What you need to do
Output the lines of the listing below exactly, starting at the line containing "Serialize everything readable" and stopping after the last line, with any pictures dropped.

Given records

━━━━━━

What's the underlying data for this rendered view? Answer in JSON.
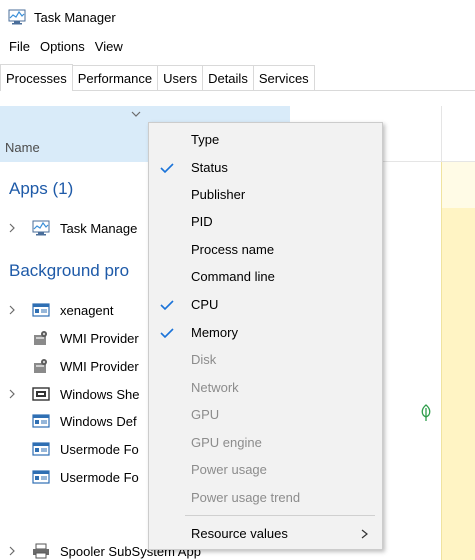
{
  "window": {
    "title": "Task Manager",
    "icon": "task-manager-icon"
  },
  "menubar": {
    "items": [
      "File",
      "Options",
      "View"
    ]
  },
  "tabs": [
    {
      "label": "Processes",
      "active": true
    },
    {
      "label": "Performance",
      "active": false
    },
    {
      "label": "Users",
      "active": false
    },
    {
      "label": "Details",
      "active": false
    },
    {
      "label": "Services",
      "active": false
    }
  ],
  "columns": {
    "name_label": "Name"
  },
  "groups": {
    "apps": "Apps (1)",
    "background": "Background pro"
  },
  "processes": [
    {
      "name": "Task Manage",
      "icon": "task-manager-icon",
      "expandable": true
    },
    {
      "name": "xenagent",
      "icon": "app-window-icon",
      "expandable": true
    },
    {
      "name": "WMI Provider",
      "icon": "wmi-provider-icon",
      "expandable": false
    },
    {
      "name": "WMI Provider",
      "icon": "wmi-provider-icon",
      "expandable": false
    },
    {
      "name": "Windows She",
      "icon": "shell-window-icon",
      "expandable": true
    },
    {
      "name": "Windows Def",
      "icon": "app-window-icon",
      "expandable": false
    },
    {
      "name": "Usermode Fo",
      "icon": "app-window-icon",
      "expandable": false
    },
    {
      "name": "Usermode Fo",
      "icon": "app-window-icon",
      "expandable": false
    },
    {
      "name": "Spooler SubSystem App",
      "icon": "printer-icon",
      "expandable": true
    }
  ],
  "context_menu": {
    "items": [
      {
        "label": "Type",
        "checked": false,
        "enabled": true
      },
      {
        "label": "Status",
        "checked": true,
        "enabled": true
      },
      {
        "label": "Publisher",
        "checked": false,
        "enabled": true
      },
      {
        "label": "PID",
        "checked": false,
        "enabled": true
      },
      {
        "label": "Process name",
        "checked": false,
        "enabled": true
      },
      {
        "label": "Command line",
        "checked": false,
        "enabled": true
      },
      {
        "label": "CPU",
        "checked": true,
        "enabled": true
      },
      {
        "label": "Memory",
        "checked": true,
        "enabled": true
      },
      {
        "label": "Disk",
        "checked": false,
        "enabled": false
      },
      {
        "label": "Network",
        "checked": false,
        "enabled": false
      },
      {
        "label": "GPU",
        "checked": false,
        "enabled": false
      },
      {
        "label": "GPU engine",
        "checked": false,
        "enabled": false
      },
      {
        "label": "Power usage",
        "checked": false,
        "enabled": false
      },
      {
        "label": "Power usage trend",
        "checked": false,
        "enabled": false
      }
    ],
    "resource_values": {
      "label": "Resource values",
      "arrow": ">"
    }
  },
  "colors": {
    "accent_check": "#1a73d9",
    "header_highlight": "#d9ebf9",
    "group_heading": "#1e5aa8",
    "cpu_column": "#fff4c4"
  }
}
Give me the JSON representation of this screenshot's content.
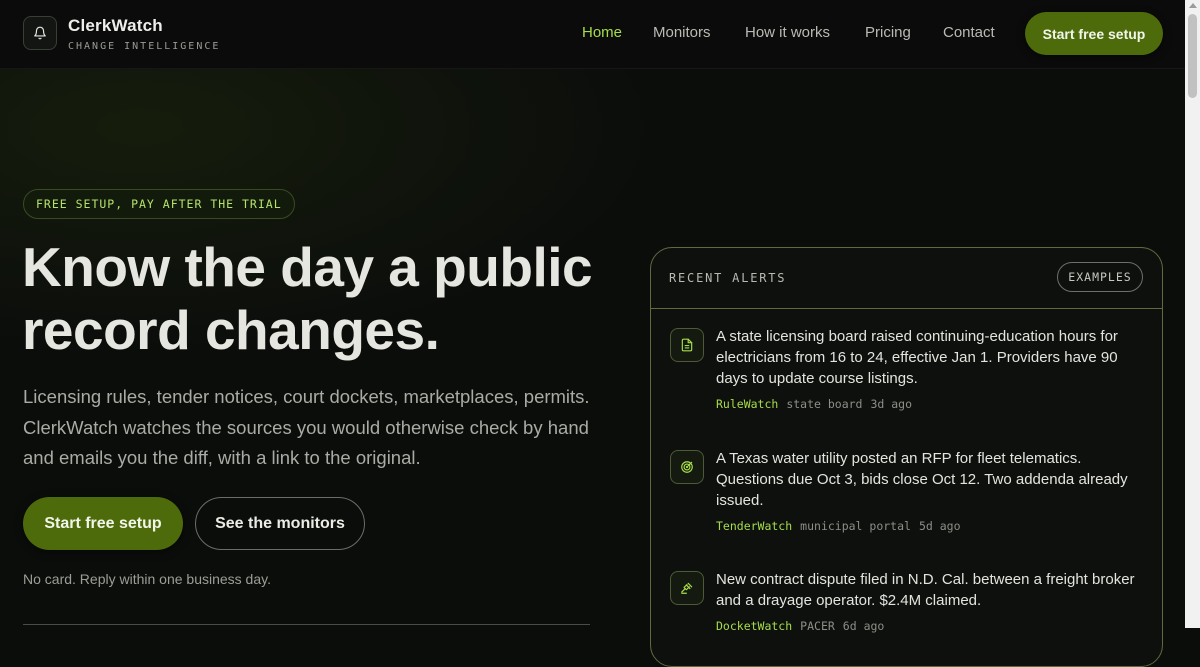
{
  "brand": {
    "name": "ClerkWatch",
    "tagline": "CHANGE INTELLIGENCE",
    "logo_icon": "bell-icon"
  },
  "nav": {
    "items": [
      {
        "label": "Home",
        "active": true
      },
      {
        "label": "Monitors",
        "active": false
      },
      {
        "label": "How it works",
        "active": false
      },
      {
        "label": "Pricing",
        "active": false
      },
      {
        "label": "Contact",
        "active": false
      }
    ],
    "cta_label": "Start free setup"
  },
  "hero": {
    "badge": "FREE SETUP, PAY AFTER THE TRIAL",
    "title": "Know the day a public record changes.",
    "subtitle": "Licensing rules, tender notices, court dockets, marketplaces, permits. ClerkWatch watches the sources you would otherwise check by hand and emails you the diff, with a link to the original.",
    "primary_cta": "Start free setup",
    "secondary_cta": "See the monitors",
    "fine_print": "No card. Reply within one business day."
  },
  "alerts_panel": {
    "title": "RECENT ALERTS",
    "pill": "EXAMPLES",
    "items": [
      {
        "icon": "document-icon",
        "text": "A state licensing board raised continuing-education hours for electricians from 16 to 24, effective Jan 1. Providers have 90 days to update course listings.",
        "tag": "RuleWatch",
        "source": "state board",
        "time": "3d ago"
      },
      {
        "icon": "target-icon",
        "text": "A Texas water utility posted an RFP for fleet telematics. Questions due Oct 3, bids close Oct 12. Two addenda already issued.",
        "tag": "TenderWatch",
        "source": "municipal portal",
        "time": "5d ago"
      },
      {
        "icon": "gavel-icon",
        "text": "New contract dispute filed in N.D. Cal. between a freight broker and a drayage operator. $2.4M claimed.",
        "tag": "DocketWatch",
        "source": "PACER",
        "time": "6d ago"
      }
    ]
  },
  "colors": {
    "background": "#0b0d0b",
    "accent": "#a6dd4a",
    "button": "#4e6b0c"
  }
}
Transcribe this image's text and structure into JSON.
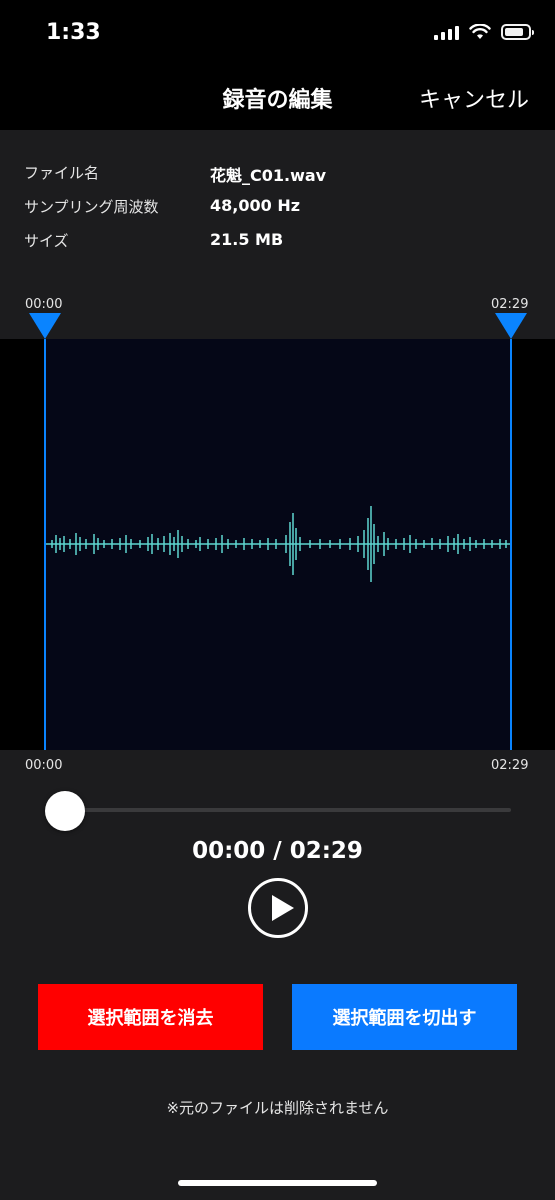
{
  "status": {
    "time": "1:33",
    "icons": [
      "signal-icon",
      "wifi-icon",
      "battery-icon"
    ]
  },
  "nav": {
    "title": "録音の編集",
    "cancel_label": "キャンセル"
  },
  "file_info": {
    "rows": [
      {
        "label": "ファイル名",
        "value": "花魁_C01.wav"
      },
      {
        "label": "サンプリング周波数",
        "value": "48,000 Hz"
      },
      {
        "label": "サイズ",
        "value": "21.5 MB"
      }
    ]
  },
  "range": {
    "start_label_top": "00:00",
    "end_label_top": "02:29",
    "start_label_bottom": "00:00",
    "end_label_bottom": "02:29"
  },
  "player": {
    "time_display": "00:00 / 02:29",
    "progress": 0
  },
  "actions": {
    "delete_label": "選択範囲を消去",
    "cut_label": "選択範囲を切出す"
  },
  "footnote": "※元のファイルは削除されません",
  "colors": {
    "accent": "#0a84ff",
    "delete": "#ff0000",
    "cut": "#0a7aff",
    "waveform": "#5fd6d0",
    "waveform_bg": "#050717"
  }
}
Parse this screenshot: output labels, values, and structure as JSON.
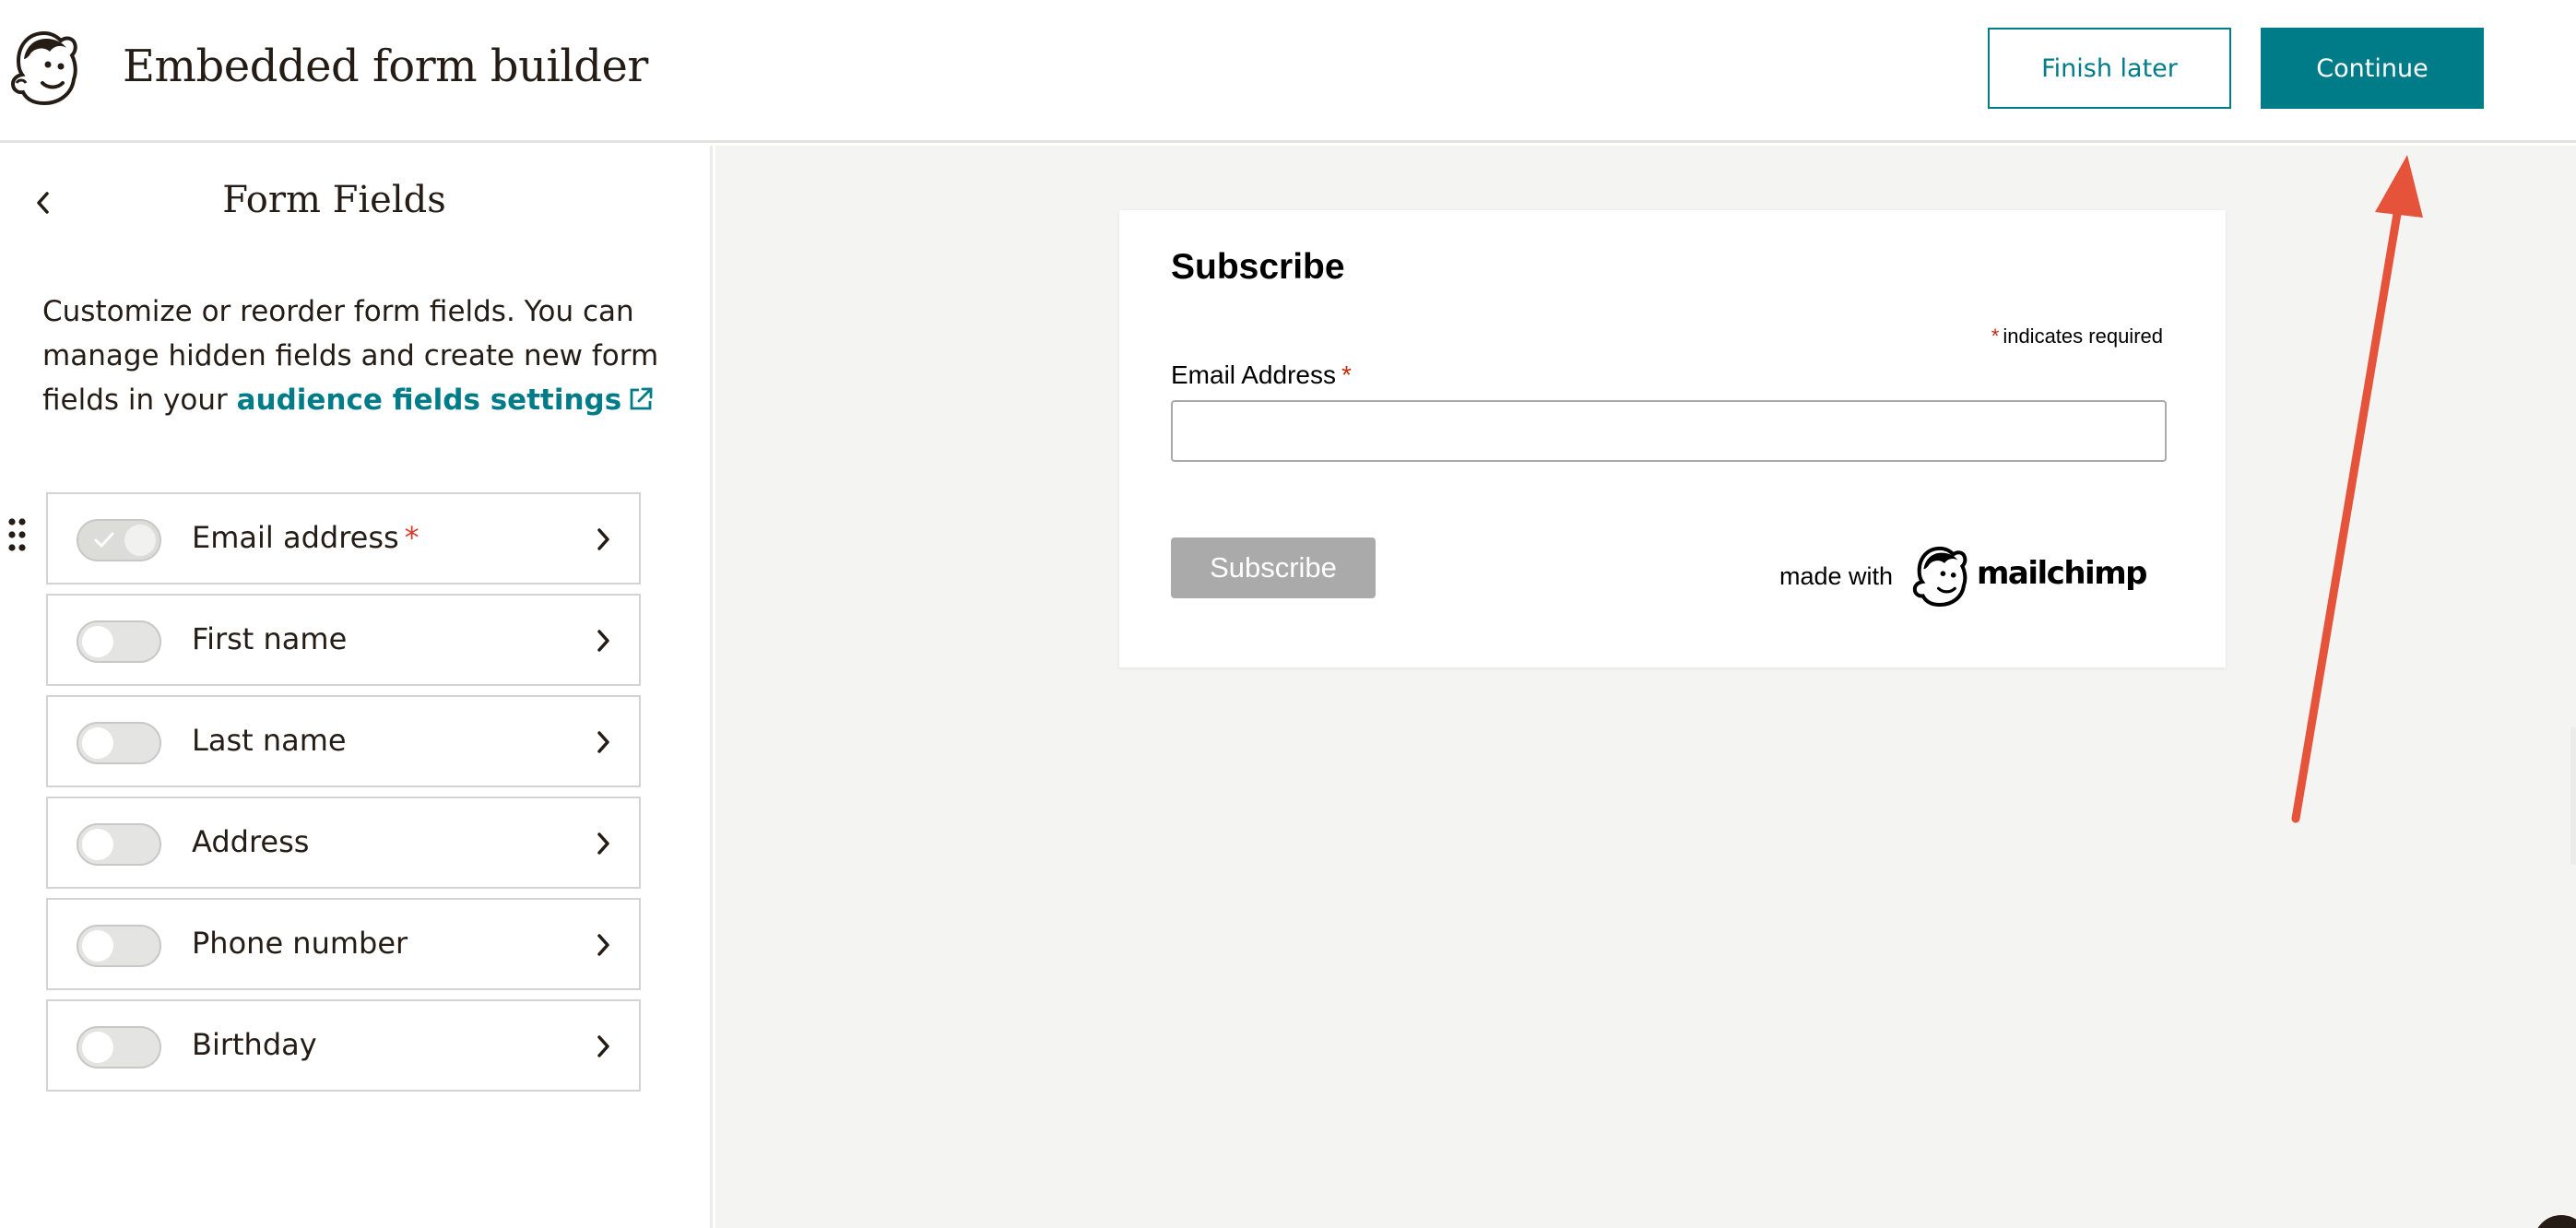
{
  "header": {
    "title": "Embedded form builder",
    "finish_later_label": "Finish later",
    "continue_label": "Continue"
  },
  "sidebar": {
    "title": "Form Fields",
    "description_prefix": "Customize or reorder form fields. You can manage hidden fields and create new form fields in your ",
    "settings_link": "audience fields settings",
    "fields": [
      {
        "label": "Email address",
        "required": true,
        "enabled": true
      },
      {
        "label": "First name",
        "required": false,
        "enabled": false
      },
      {
        "label": "Last name",
        "required": false,
        "enabled": false
      },
      {
        "label": "Address",
        "required": false,
        "enabled": false
      },
      {
        "label": "Phone number",
        "required": false,
        "enabled": false
      },
      {
        "label": "Birthday",
        "required": false,
        "enabled": false
      }
    ],
    "required_marker": "*"
  },
  "preview": {
    "form_title": "Subscribe",
    "required_marker": "*",
    "required_note": "indicates required",
    "email_label": "Email Address",
    "email_placeholder": "",
    "subscribe_label": "Subscribe",
    "made_with": "made with",
    "brand_wordmark": "mailchimp"
  },
  "colors": {
    "brand_teal": "#007c89",
    "required_red": "#d73a2d",
    "annotation_arrow": "#e5533a",
    "preview_bg": "#f4f4f2"
  }
}
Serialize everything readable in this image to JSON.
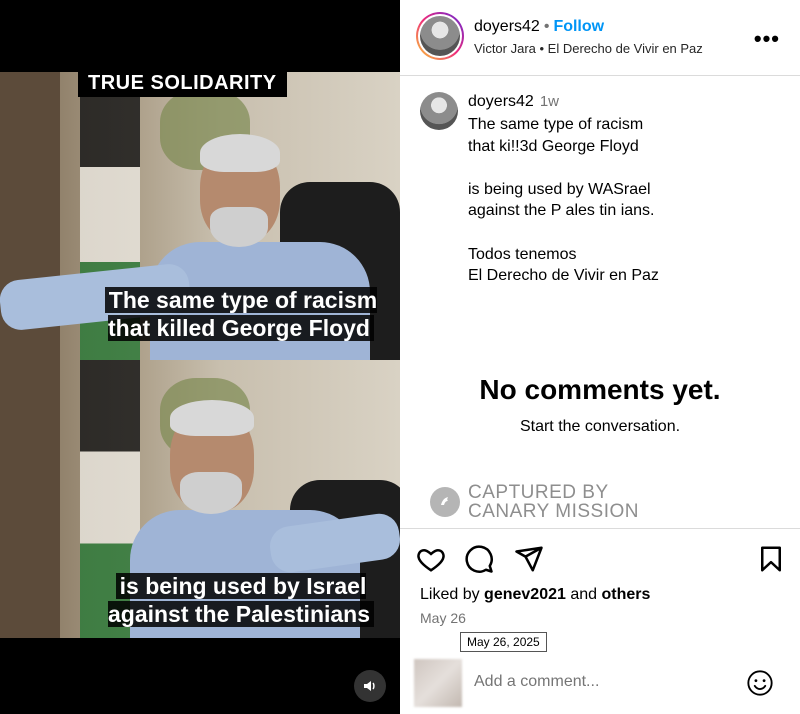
{
  "media": {
    "top_banner": "TRUE SOLIDARITY",
    "subtitle_top": "The same type of racism that killed George Floyd",
    "subtitle_bottom": "is being used by Israel against the Palestinians"
  },
  "header": {
    "username": "doyers42",
    "separator": "•",
    "follow_label": "Follow",
    "audio": "Victor Jara • El Derecho de Vivir en Paz",
    "more_label": "•••"
  },
  "post": {
    "username": "doyers42",
    "time": "1w",
    "caption": "The same type of racism\nthat ki!!3d George Floyd\n\nis being used by WASrael\nagainst the P ales tin ians.\n\nTodos tenemos\nEl Derecho de Vivir en Paz"
  },
  "comments": {
    "empty_title": "No comments yet.",
    "empty_subtitle": "Start the conversation."
  },
  "watermark": {
    "line1": "CAPTURED BY",
    "line2": "CANARY MISSION"
  },
  "actions": {
    "icons": [
      "heart-icon",
      "comment-icon",
      "share-icon",
      "bookmark-icon"
    ]
  },
  "likes": {
    "prefix": "Liked by",
    "user": "genev2021",
    "middle": "and",
    "others": "others"
  },
  "date": {
    "short": "May 26",
    "tooltip": "May 26, 2025"
  },
  "add_comment": {
    "placeholder": "Add a comment..."
  },
  "colors": {
    "follow": "#0095f6",
    "muted": "#737373",
    "border": "#dbdbdb"
  }
}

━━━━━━

Answer section
Serialize everything readable in this image to JSON.
{
  "media": {
    "top_banner": "TRUE SOLIDARITY",
    "subtitle_top": "The same type of racism that killed George Floyd",
    "subtitle_bottom": "is being used by Israel against the Palestinians"
  },
  "header": {
    "username": "doyers42",
    "separator": "•",
    "follow_label": "Follow",
    "audio": "Victor Jara • El Derecho de Vivir en Paz",
    "more_label": "•••"
  },
  "post": {
    "username": "doyers42",
    "time": "1w",
    "caption": "The same type of racism\nthat ki!!3d George Floyd\n\nis being used by WASrael\nagainst the P ales tin ians.\n\nTodos tenemos\nEl Derecho de Vivir en Paz"
  },
  "comments": {
    "empty_title": "No comments yet.",
    "empty_subtitle": "Start the conversation."
  },
  "watermark": {
    "line1": "CAPTURED BY",
    "line2": "CANARY MISSION"
  },
  "actions": {
    "icons": [
      "heart-icon",
      "comment-icon",
      "share-icon",
      "bookmark-icon"
    ]
  },
  "likes": {
    "prefix": "Liked by",
    "user": "genev2021",
    "middle": "and",
    "others": "others"
  },
  "date": {
    "short": "May 26",
    "tooltip": "May 26, 2025"
  },
  "add_comment": {
    "placeholder": "Add a comment..."
  },
  "colors": {
    "follow": "#0095f6",
    "muted": "#737373",
    "border": "#dbdbdb"
  }
}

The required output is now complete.